Exercise brief - Could the records below please be retyped exactly, with their pictures left out?

Extracted data -
= = = = =
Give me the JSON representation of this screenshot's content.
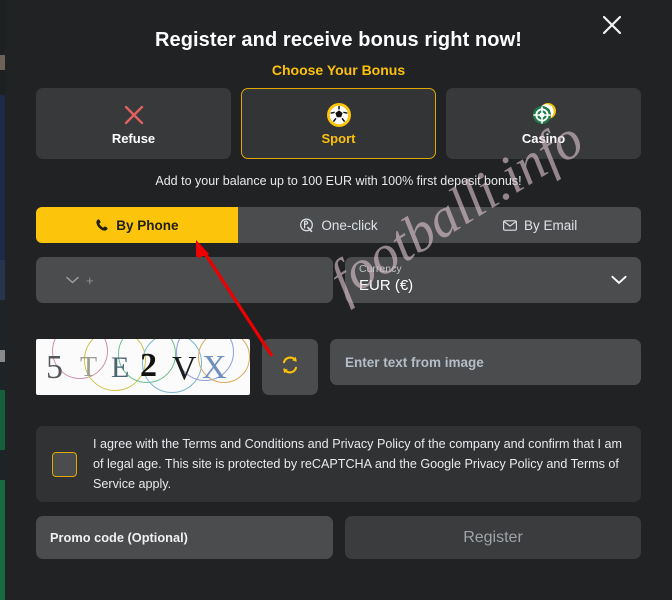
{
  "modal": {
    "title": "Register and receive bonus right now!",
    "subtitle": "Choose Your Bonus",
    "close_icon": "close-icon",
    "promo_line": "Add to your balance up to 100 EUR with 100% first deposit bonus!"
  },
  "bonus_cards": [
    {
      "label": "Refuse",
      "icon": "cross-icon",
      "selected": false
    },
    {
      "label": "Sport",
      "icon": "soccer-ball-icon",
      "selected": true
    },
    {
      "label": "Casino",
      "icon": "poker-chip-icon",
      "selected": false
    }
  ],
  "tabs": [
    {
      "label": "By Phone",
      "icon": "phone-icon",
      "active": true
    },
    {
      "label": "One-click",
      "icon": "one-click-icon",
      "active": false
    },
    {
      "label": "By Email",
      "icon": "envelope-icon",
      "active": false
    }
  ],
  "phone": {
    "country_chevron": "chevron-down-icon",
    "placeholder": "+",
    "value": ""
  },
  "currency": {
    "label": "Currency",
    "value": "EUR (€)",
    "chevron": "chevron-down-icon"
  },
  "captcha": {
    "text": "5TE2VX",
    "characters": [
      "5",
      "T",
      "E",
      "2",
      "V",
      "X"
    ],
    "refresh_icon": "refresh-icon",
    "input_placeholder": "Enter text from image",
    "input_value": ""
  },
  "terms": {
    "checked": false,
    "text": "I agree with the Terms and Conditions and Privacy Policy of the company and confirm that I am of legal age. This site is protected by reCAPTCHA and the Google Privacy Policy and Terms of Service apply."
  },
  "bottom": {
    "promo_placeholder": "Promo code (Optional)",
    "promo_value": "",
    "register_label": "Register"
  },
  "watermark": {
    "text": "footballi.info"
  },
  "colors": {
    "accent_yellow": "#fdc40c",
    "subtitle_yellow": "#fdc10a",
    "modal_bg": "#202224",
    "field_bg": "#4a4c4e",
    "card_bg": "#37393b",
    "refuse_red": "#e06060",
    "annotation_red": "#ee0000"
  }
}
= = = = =
Written response -
Give me the JSON representation of this screenshot's content.
{
  "modal": {
    "title": "Register and receive bonus right now!",
    "subtitle": "Choose Your Bonus",
    "close_icon": "close-icon",
    "promo_line": "Add to your balance up to 100 EUR with 100% first deposit bonus!"
  },
  "bonus_cards": [
    {
      "label": "Refuse",
      "icon": "cross-icon",
      "selected": false
    },
    {
      "label": "Sport",
      "icon": "soccer-ball-icon",
      "selected": true
    },
    {
      "label": "Casino",
      "icon": "poker-chip-icon",
      "selected": false
    }
  ],
  "tabs": [
    {
      "label": "By Phone",
      "icon": "phone-icon",
      "active": true
    },
    {
      "label": "One-click",
      "icon": "one-click-icon",
      "active": false
    },
    {
      "label": "By Email",
      "icon": "envelope-icon",
      "active": false
    }
  ],
  "phone": {
    "country_chevron": "chevron-down-icon",
    "placeholder": "+",
    "value": ""
  },
  "currency": {
    "label": "Currency",
    "value": "EUR (€)",
    "chevron": "chevron-down-icon"
  },
  "captcha": {
    "text": "5TE2VX",
    "characters": [
      "5",
      "T",
      "E",
      "2",
      "V",
      "X"
    ],
    "refresh_icon": "refresh-icon",
    "input_placeholder": "Enter text from image",
    "input_value": ""
  },
  "terms": {
    "checked": false,
    "text": "I agree with the Terms and Conditions and Privacy Policy of the company and confirm that I am of legal age. This site is protected by reCAPTCHA and the Google Privacy Policy and Terms of Service apply."
  },
  "bottom": {
    "promo_placeholder": "Promo code (Optional)",
    "promo_value": "",
    "register_label": "Register"
  },
  "watermark": {
    "text": "footballi.info"
  },
  "colors": {
    "accent_yellow": "#fdc40c",
    "subtitle_yellow": "#fdc10a",
    "modal_bg": "#202224",
    "field_bg": "#4a4c4e",
    "card_bg": "#37393b",
    "refuse_red": "#e06060",
    "annotation_red": "#ee0000"
  }
}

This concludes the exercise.